August 27, 2003 | By: Haven Miller

When the auction gavel closed out this year’s Country Ham Breakfast at the Kentucky State Fair, history was made.  The grand champion ham from Finchville Farms fetched a record-setting $250,000, more than double the highest price ever paid.

But to think of the Kentucky Country Ham Breakfast as just an auction is like thinking of the Super Bowl as just a football game. 

During its 40-year history, the breakfast has evolved into arguably Kentucky’s premiere farm-city event, a time-honored tradition that brings together under one roof U.S. senators and representatives, the governor, the agriculture commissioner, state legislators, rural and urban officials, agribusiness leaders, agriculture deans and associates, farmers, Cooperative Extension agents and news media.

“The ham breakfast is unique because it brings rural and urban people together with our elected officials, and our featured speakers provide updates on farm legislation and issues important to Kentucky agriculture,” said David Beck, executive vice president of Kentucky Farm Bureau, the organization that sponsors the breakfast.  “We partner with the Kentucky State Fair Board, the University of Kentucky College of Agriculture, the Kentucky Department of Agriculture and the Kentucky Ham Producers Association to make it a very successful event.”

Today’s Country Ham Breakfast holds little resemblance to its early beginnings.

“The very first one in 1963 wasn’t a breakfast or an auction, it was a way of getting ham producers together. Then a year later it was decided they ought to sell the ham, so in cooperation with the fair the ham breakfast was started,” said James D. Kemp, retired meats researcher and former faculty member in the UK College of Agriculture’s department of animal sciences. 

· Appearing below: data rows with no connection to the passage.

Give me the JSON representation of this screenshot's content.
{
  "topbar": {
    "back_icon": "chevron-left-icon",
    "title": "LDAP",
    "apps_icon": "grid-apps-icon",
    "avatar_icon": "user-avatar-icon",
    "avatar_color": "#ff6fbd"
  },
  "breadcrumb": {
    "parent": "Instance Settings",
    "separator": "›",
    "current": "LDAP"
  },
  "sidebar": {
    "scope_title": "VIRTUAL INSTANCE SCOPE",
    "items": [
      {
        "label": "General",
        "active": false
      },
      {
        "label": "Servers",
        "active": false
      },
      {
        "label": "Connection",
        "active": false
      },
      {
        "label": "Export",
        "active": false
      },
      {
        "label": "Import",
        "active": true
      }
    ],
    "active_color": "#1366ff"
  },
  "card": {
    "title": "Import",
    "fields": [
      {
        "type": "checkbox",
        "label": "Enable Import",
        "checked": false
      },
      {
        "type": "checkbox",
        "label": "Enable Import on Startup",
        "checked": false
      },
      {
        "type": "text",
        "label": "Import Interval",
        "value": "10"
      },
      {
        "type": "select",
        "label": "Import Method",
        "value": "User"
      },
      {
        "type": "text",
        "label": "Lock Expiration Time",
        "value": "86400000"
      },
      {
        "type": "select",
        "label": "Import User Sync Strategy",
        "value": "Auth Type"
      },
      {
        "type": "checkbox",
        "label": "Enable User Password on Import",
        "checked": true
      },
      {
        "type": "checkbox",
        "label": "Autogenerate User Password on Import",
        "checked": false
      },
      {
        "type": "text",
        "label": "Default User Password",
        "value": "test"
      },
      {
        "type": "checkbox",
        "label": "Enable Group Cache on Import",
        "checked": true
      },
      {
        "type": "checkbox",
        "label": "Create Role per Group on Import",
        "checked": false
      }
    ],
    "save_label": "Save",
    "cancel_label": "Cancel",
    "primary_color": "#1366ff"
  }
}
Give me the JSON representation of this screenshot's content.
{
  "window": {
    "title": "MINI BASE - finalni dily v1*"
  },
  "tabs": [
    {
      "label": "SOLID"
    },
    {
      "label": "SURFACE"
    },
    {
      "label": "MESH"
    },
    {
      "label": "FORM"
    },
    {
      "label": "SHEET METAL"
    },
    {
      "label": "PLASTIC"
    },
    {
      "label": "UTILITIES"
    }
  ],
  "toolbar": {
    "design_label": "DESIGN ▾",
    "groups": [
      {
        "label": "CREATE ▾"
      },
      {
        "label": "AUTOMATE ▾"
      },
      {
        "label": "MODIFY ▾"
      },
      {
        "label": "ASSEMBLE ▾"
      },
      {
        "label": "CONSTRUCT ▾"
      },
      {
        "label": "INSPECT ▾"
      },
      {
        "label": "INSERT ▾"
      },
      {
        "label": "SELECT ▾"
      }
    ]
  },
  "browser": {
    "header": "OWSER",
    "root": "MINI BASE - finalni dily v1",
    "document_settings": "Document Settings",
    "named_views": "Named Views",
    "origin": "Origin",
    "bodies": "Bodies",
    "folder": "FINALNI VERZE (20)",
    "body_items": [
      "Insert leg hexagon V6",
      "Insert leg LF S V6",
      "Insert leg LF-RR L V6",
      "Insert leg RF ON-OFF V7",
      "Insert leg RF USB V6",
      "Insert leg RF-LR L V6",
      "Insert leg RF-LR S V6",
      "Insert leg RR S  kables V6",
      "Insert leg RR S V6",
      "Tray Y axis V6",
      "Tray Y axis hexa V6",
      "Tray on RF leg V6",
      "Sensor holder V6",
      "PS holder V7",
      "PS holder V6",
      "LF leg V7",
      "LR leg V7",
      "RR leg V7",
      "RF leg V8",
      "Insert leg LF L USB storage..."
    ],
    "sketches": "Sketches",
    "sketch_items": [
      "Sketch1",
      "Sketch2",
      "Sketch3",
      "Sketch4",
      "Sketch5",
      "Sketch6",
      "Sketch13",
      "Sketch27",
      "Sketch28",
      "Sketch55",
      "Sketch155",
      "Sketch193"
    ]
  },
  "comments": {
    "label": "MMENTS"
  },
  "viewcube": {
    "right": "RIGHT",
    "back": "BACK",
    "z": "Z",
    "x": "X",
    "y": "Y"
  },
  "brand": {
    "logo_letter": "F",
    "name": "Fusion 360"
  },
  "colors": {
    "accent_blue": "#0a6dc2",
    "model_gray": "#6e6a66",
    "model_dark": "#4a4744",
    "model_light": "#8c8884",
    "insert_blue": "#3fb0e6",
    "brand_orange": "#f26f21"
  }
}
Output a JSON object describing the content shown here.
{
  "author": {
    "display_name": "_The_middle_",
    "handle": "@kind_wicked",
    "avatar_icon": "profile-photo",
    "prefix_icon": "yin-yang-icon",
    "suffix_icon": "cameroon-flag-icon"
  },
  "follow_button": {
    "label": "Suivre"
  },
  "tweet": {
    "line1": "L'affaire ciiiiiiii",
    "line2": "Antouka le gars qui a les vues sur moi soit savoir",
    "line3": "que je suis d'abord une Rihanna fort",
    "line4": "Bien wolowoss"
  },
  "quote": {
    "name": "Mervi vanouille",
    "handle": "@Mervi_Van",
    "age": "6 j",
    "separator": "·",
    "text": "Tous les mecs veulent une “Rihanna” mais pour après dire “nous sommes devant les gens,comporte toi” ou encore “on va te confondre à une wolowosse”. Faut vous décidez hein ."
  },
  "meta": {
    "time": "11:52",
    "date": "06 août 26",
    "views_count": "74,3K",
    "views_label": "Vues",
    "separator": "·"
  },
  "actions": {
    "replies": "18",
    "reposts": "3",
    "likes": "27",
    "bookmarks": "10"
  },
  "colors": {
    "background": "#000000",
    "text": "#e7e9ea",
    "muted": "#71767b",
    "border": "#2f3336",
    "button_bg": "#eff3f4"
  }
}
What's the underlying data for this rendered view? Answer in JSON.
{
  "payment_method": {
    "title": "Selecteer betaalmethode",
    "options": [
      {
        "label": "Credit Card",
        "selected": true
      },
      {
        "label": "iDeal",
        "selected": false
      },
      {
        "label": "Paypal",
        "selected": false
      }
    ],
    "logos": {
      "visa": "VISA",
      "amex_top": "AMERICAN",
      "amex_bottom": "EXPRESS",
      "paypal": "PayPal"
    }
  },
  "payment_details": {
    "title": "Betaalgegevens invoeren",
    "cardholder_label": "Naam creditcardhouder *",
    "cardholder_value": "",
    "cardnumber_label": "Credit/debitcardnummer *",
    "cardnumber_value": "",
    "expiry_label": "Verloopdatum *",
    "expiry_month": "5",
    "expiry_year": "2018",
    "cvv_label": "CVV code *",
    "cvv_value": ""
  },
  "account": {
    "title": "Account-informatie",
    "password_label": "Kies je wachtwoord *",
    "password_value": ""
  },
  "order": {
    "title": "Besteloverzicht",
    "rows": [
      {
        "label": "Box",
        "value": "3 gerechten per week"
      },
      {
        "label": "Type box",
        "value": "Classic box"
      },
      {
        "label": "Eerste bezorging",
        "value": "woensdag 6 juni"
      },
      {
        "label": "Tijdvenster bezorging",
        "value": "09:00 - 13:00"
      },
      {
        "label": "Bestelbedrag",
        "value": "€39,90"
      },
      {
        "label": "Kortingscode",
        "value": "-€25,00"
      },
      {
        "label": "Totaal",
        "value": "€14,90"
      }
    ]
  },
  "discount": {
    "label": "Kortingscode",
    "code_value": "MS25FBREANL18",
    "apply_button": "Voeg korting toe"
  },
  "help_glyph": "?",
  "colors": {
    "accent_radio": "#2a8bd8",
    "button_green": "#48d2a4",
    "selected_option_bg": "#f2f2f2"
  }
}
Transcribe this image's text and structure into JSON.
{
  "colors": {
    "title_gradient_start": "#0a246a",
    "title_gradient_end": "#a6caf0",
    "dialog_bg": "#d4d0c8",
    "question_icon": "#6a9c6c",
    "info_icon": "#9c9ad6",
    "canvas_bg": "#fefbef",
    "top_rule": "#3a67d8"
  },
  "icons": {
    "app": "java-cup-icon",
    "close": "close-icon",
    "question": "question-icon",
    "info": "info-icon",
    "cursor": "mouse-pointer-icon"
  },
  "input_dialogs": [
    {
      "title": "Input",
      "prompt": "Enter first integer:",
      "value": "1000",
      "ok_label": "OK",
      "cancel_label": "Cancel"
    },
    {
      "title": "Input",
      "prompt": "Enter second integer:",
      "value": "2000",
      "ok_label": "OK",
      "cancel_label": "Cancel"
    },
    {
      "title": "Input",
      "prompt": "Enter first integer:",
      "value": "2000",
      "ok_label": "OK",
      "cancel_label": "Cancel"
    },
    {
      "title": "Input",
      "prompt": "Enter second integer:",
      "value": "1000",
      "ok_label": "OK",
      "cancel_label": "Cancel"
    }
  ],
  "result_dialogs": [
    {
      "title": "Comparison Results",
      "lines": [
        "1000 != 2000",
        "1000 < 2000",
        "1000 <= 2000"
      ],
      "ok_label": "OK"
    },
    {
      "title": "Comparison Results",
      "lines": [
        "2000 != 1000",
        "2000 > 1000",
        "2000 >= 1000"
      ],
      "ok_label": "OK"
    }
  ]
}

Kemp, who is one of the people credited with founding the breakfast, conducted much of the early research on quick aging of country hams. He and UK Extension meats specialist York Varney envisioned the breakfast as a way to draw attention to Kentucky’s country ham industry.

“Those two guys really got it started by encouraging ham producers to enter the contest, and Kemp and Varney also judged the hams and did a lot of other things to promote the industry,” said Jack Crowner, veteran farm broadcaster and celebrated Country Ham Breakfast auctioneer.

“I remember the first one very well,” said Crowner.  “We met in the old Savarin Restaurant at the fairgrounds and there were probably only about 60 people there. I sold that first ham for eight dollars a pound and, holy cow, I thought I’d died and gone to heaven.”

Over the years, through the stewardship of Kentucky Farm Bureau, the Ham Breakfast grew larger and larger, and moved from the East Wing to Freedom Hall, and eventually to the South Wing where it’s held now. 

Crowner, who’s never missed a breakfast in its 40 year history, said it’s gratifying to see the event evolve and become what it is today.

“It’s hard to believe we’ve gone from a few people to an event that feeds about 1700 for breakfast, but that’s what we’ve done,” he said.

The breakfast has produced many exciting moments, but the 2003 event may have set a standard that’s hard to beat.

“The price this year paid by Brown-Forman is certainly an all-time record with those dollars going back into the purchaser’s charity,” said Beck.  “That kind of excitement is why the breakfast frequently receives state, national and even international media coverage, and that means media exposure for a great Kentucky product and our state’s agriculture industry as a whole.”

“The breakfast receives support from people all over the state and represents all phases of Kentucky agriculture, and it’s been great for that purpose,” said Kemp.